If the first three castles were ugly, this one was monstrous. It had capstans and propellers, fly wheels and cog wheels and gear wheels, tram flues, carriage flues and steamer funnels, tank bodies, gun turrets and a huge great bomb launcher, rusty iron boilers, fat copper whisky stills, squat pottery kilns, tall factory chimneys and a couple of workers’ cottages. There were crane arms to both sides and an airship rudder at the rear for balance, and a crow’s nest perched right on top for no reason at all that either of them could remember afterwards. You couldn’t even get to it from anywhere! Calcifer liked his new hearth so much that Howl gutted his uncle’s house for the inside. It was the legs that gave them the most trouble. They were mainly cobbled together from articulated wings. (It was lucky that Madame Suliman’s earliest airship designs had a tendency to crash.) And then the whole lot was bolted together with binding spells. Howl even borrowed his uncle’s caulking charm to stop the rain seeping in.
After that there were no new castles. Not for a long time, anyway. Which is not to say the castle stayed the same. For a start, they swallowed up anything disused they passed. And then Howl complained the bipedal version made his bathwater splosh all over the bathroom floor, and Calcifer never quite got the hang of six legs: they would keep on crossing. So they settled on four.

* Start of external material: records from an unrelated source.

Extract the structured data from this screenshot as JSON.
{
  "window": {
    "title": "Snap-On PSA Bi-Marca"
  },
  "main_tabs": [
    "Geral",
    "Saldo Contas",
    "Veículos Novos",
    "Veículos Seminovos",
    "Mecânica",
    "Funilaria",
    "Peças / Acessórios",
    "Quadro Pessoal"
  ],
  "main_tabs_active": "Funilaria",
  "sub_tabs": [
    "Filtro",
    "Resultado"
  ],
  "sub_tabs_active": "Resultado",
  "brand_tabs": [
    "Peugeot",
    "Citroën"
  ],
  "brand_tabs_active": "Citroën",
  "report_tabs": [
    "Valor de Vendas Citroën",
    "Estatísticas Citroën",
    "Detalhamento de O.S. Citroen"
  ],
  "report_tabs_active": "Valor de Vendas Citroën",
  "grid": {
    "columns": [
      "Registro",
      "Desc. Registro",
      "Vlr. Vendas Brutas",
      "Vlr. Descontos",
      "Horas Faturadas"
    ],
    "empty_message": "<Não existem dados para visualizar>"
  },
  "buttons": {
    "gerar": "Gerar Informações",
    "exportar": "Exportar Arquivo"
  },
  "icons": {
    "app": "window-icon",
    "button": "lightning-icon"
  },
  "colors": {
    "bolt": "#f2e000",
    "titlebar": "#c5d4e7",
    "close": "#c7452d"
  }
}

They were nearing the end of their Beetle Phase, as Calcifer called it, before Howl mentioned the Witch of the Waste again. He was working on a cushioning charm that would make it less of a disaster if the castle fell over the next time its legs got crossed. ‘The Witch of the Waste had a neat spell for this when we were flying together,’ he said. ‘She always hated bumpy landings.’ He glanced across at the hearth. Calcifer was snoozing, just a dull orange glow in the ashes beneath the blackened logs. ‘You must get a lot of practice at cushioning spells when your castle’s made of solid gold,’ he said to himself. ‘I wonder where she got it all from? Great big treasure chests for the foundation stones, gold ingots for bricks, stacks of sovereigns everywhere for beading…’
‘I knew you couldn’t get anything quite that shiny just with magic,’ went a little voice from the fireplace.
‘Calcifer? I thought you were just pretending to be asleep.’
There was a crackle and a pop, and the fire demon flared up like a struck match. ‘What did go down between the pair of you?’ he asked. ‘One minute she’s your dream ticket. The next minute I wake up to find you prodding me with the fire shovel, yelling something about needing to escape.’
Howl picked up a pine log from the basket and started peeling the bark from it with his fingernails. ‘I saw her as she really is,’ he said, his eyes fixed on the log in his hands. ‘All that gold around the place was peculiar enough, but when I started to unbutton her—’
‘That’s quite enough!’ Calcifer was glowing a deep orange, nearly red, almost as if he were blushing. ‘If I’d wanted to know how you flesh creatures started new ones I’d have asked.’
‘How do stars do it?’ Howl was genuinely curious. The fire demon didn’t talk much about his former life these days.
‘We don’t. Not if we can help it. There’s only space for a fixed number of stars in the firmament, you see. But sometimes new stars just seem to get born.’
‘Is that what happened to you?’
‘Retired. Retired! A million years of celestial service and I get shoved out like an old shoe. Give me that log before you worry it to kindling!’
Howl dropped the log onto the fire and began worrying at the dirt under his nails instead. ‘You know there’ll always be a place for you here in my hearth,’ he said.
‘Humph,’ went Calcifer, with a shower of sparks. ‘You just want a slave to heat up your bathwater.’
And with a creak and a groan, the castle stalked on through the rain, leaving behind a long plume of smoke.